Ormet: AEP is raising electric bill

HANNIBAL – Noting he believes American Electric Power will raise the company’s electric bill by $20 million a year, Ormet Chief Executive Officer Mike Tanchuk said the aluminum producer must curtail operations.

In conjunction with the Worker Adjustment and Retraining Notification Act notice Ormet filed last month, Tanchuk’s Tuesday announcement could eventually lead to the company laying off nearly 1,000 workers at the Hannibal Primary Aluminum Reduction Plant by the end of the year.

“We have been working very hard with AEP and the state of Ohio over the past several months to formulate a solution to the rising electricity prices, but unfortunately could not come to agreement for any of the alternatives developed,” Tanchuk said. “The current issue is that AEP’s electricity rates have increased so much that Ormet needs additional assistance to keep employment levels up.”

Initially, Tanchuk said, Ormet is going to shut down two of the six potlines at the Hannibal facility as the company continues searching for alternatives to its power supply problems. The rate increase – which AEP officials acknowledge will occur while declining to confirm its amount – is the result of a recent ruling by the Public Utilities Commission of Ohio.

Earlier this month, the PUCO decided to freeze AEP’s base generation rate at current levels until May 31, 2015. Under the terms of the order, AEP is directed to file with the PUCO a detailed competitive bidding process by Dec. 31. Customers will still see a 6 percent to 7 percent increase in monthly bills this year, but no resident or business will be responsible for more than a 12 percent increase.

Tom Byers, president of United Steelworkers Local 5724 at Ormet, said both potlines set for shutdown should be out of operation by the end of today. He emphasized Tuesday, though, that no one has been laid off to this point.

“We are just trying to get a handle on all of this. The ultimate outcome may not be good if the power rates go up by that much,” Byers said.

The WARN notice states the first round of job cuts will take place by Sept. 18, with the remainder to take place by the end of the year. It further states the “curtailment of operations and reduction in force is expected to be indefinite.”

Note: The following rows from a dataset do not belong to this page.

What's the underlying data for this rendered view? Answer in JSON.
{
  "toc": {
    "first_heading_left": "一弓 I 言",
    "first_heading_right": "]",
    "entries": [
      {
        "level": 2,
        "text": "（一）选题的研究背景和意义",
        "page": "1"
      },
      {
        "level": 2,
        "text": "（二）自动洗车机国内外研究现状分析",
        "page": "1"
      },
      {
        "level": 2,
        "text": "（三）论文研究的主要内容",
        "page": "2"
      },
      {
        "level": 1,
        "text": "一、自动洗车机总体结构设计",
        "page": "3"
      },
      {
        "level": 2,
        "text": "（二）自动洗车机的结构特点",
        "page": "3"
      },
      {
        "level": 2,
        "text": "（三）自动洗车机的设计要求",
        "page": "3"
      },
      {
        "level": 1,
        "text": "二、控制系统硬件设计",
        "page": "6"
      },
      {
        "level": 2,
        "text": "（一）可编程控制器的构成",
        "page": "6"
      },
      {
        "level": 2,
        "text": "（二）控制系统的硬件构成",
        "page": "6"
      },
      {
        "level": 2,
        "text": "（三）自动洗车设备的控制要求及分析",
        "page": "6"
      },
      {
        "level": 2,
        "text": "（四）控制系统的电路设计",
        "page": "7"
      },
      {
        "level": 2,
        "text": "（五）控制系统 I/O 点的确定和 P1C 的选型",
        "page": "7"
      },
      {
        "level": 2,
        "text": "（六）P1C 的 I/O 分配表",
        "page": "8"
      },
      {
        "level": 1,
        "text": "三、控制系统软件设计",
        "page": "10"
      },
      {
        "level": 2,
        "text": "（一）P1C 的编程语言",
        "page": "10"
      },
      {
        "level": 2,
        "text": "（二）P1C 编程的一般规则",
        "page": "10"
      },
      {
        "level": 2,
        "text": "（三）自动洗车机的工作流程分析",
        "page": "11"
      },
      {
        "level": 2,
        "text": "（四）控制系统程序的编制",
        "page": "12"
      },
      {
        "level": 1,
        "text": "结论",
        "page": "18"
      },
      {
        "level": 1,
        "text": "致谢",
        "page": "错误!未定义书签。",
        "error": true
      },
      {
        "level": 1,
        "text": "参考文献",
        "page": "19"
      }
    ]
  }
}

“The current aluminum market and the dramatically increasing cost of electricity in Ohio have forced us to make additional reductions in operating levels at the Hannibal operation. The people of Ormet and the surrounding communities are very grateful for the support we have received in the past from our energy contract,” Tanchuk added Tuesday.

AEP Ohio spokesman Jeff Rennie said this energy contract has afforded Ormet discounted rates since October 2009. He said his company has been “incredibly supportive of Ormet with their very attractive electric rate arrangement …”

“We understand the challenges that rate increases can have on Ormet, given how difficult conditions are today in the global aluminum market. However, the majority of the nominal increase in AEP Ohio’s rates is for recovery of the cost of power generation fuel that was used by Ormet and other customers but has not yet been recovered, and other investments in the electric infrastructure that support our customers and Ohio’s energy economy,” Rennie said.

AEP announced plans last year to close the Kammer Plant south of Moundsville, citing increased air pollution regulation by the U.S. Environmental Protection Agency. The Kammer facility opened in the late 1950s, primarily for the purpose of supplying electricity for the Ormet plant, though it does not do this anymore. Rennie said the closing of the Kammer Plant – slated to be complete by June 1, 2015 – has nothing to do with the Ormet situation. He said Ormet would need to ask the PUCO for more assistance with power rates if the company needs it.

Ormet posted a $1.1 million net loss for the first three months of 2012, but company officials spent $1.9 million during that time to reline 22 pots at the Hannibal facility. In the first three months of the year, workers shipped 67,981 metric tons of product, compared to 58,079 tons during the same time in 2011.

Tanchuk also said the actions taken at Hannibal could impact the operating level of Ormet’s Burnside Louisiana refinery, affecting an additional 252 employees there.